Was it appropriate for Greensill to have a 10 Downing Street business card, and who would have authorised it? The inquiry will no doubt consider that, but there is one obvious point. Lex Greensill had been brought in to get things done and a No. 10 card would have been an asset. The upcoming probe will presumably try to assess his efforts. But if he had not proved more than useful, it seems unlikely that his services would have been retained. Jeremy Heywood was likeable. He was also demanding.
Years later, after losing the EU referendum, David Cameron found himself in need of a new career when he was not yet 50. He took on a number of pro bono roles, dealing with Alzheimers, international development, seriously ill children, army veterans and national citizens' service.
But he also wanted some commercial outlets. He could easily have picked up non-executive directorships – and even the odd chairmanship – of major City institutions. Bur he decided to be more adventurous. He was interested in futuristic areas, in particular bio-technology, artificial intelligence and financial technology (fintech). He was proud of the fact that, during his premiership, these had all been UK growth areas. He met Lex Greensill, was impressed by him and became a consultant, especially in relation to Greensill's overseas activities. He was not a director and had no involvement in dealings with risk or credit.
On those areas, there seemed no grounds for anxiety. Greensill was heavily involved with Credit Suisse and General Atlantic. It dealt with a range of heavyweight companies, including Airbus, Ford, AstraZeneca and Vodafone. It seemed reasonable to suppose that Greensill's operations had been scrutinised intensively by those responsible for due diligence.
Then came Covid. On the one hand, this made Greensill's activities even more important. Up and down the land, thousands of SMEs had difficulties. Hundreds of thousands of jobs could have been at risk.
In March 2020, the Treasury set up the Covid corporate financing facility to bring succour to troubled businesses, as a matter of urgency. That urgency explains David Cameron's decision to pick up the phone and talk directly to ministers. He now regrets that decision. His life would be easier if he had used more formal channels. But in those early pandemic days, it seemed reasonable to make haste.

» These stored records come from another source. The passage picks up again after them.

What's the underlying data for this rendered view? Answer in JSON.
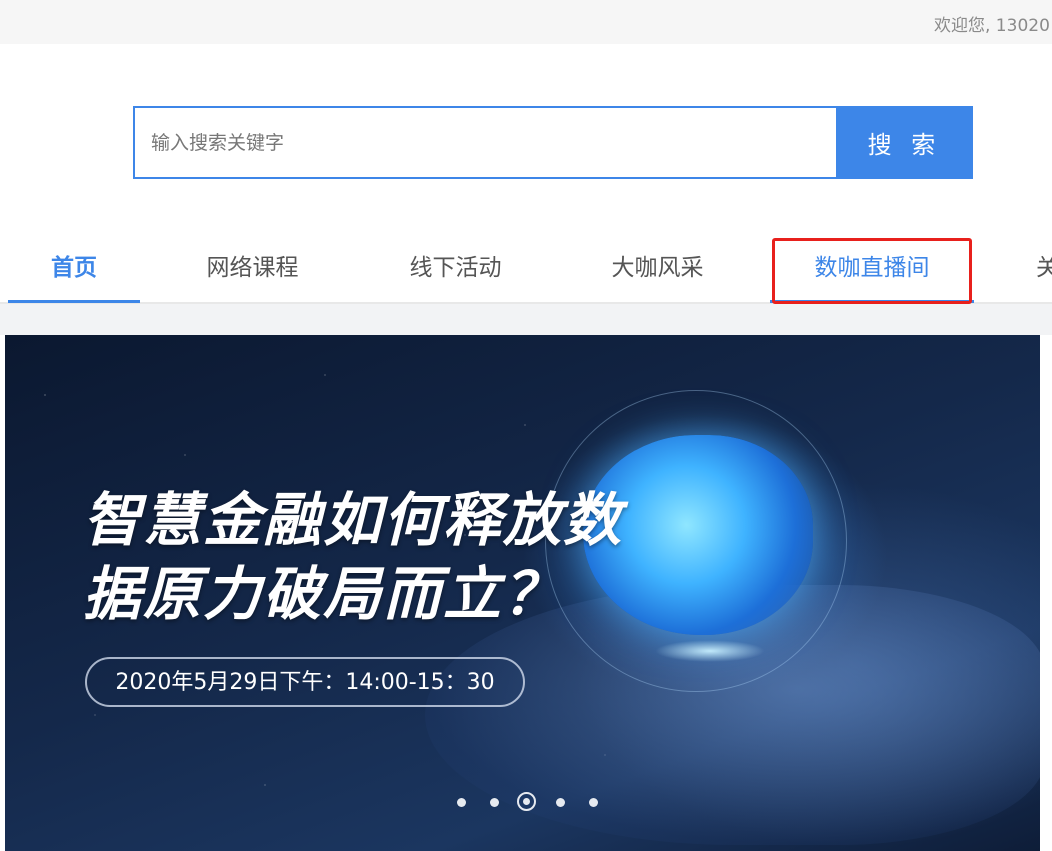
{
  "topbar": {
    "welcome": "欢迎您, 13020"
  },
  "search": {
    "placeholder": "输入搜索关键字",
    "value": "",
    "button_label": "搜 索"
  },
  "nav": {
    "items": [
      {
        "label": "首页"
      },
      {
        "label": "网络课程"
      },
      {
        "label": "线下活动"
      },
      {
        "label": "大咖风采"
      },
      {
        "label": "数咖直播间"
      },
      {
        "label": "关"
      }
    ]
  },
  "colors": {
    "accent": "#3d86e8",
    "highlight_border": "#e8201c"
  },
  "banner": {
    "headline_line1": "智慧金融如何释放数",
    "headline_line2": "据原力破局而立？",
    "date": "2020年5月29日下午：14:00-15：30",
    "carousel": {
      "count": 5,
      "active_index": 3
    }
  }
}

At that stage, Cameron did not know the crisis was about to claim another victim. Greensill was over-extended. It had been insuring its bonds. Suddenly, that facility was withdrawn. Moreover, it provided financing to Sanjeev Gupta's business empire: much more than he could repay. Cameron was not involved in that apparent failure of due diligence. Nor was anyone else sounding alarm bells.
Politics is a rough old trade. The Labour party cannot be blamed for setting its jackals in pursuit of a former Tory PM, nor for its wish to discredit Rishi Sunak. Keir Starmer and his team can recognise a dangerous foe. Labour MPs are happy to join in all this, because many of them instinctively believe that the City is riddled with malfeasance. Although they may pretend to be in favour of enterprise, in a large number of cases it is just that: pretence.
Cameron has one personal problem: an asset which sometimes becomes a liability. He is happy in his own skin. That was only true of a minority of modern PMs. In No. 10, it was an asset; he did not waste time agonising. But it can arouse resentment. Words like 'entitlement' are flung around.
In truth, David Cameron owes his successes to ability and hard work, resting on the secure foundation of a happy childhood. He does know how to enjoy life, but he has earned that right by his efforts, not by privilege. Yet a surprising number of people, including too many Tory MPs, are envious of tall poppies and like to snigger when they run into misfortune. That is really rather pathetic, especially from Tory MPs, who should know better.
David Cameron cannot wait for the inquiry. He will be happy to tell his story and answer all the questions. Why should he not be? He has done nothing wrong.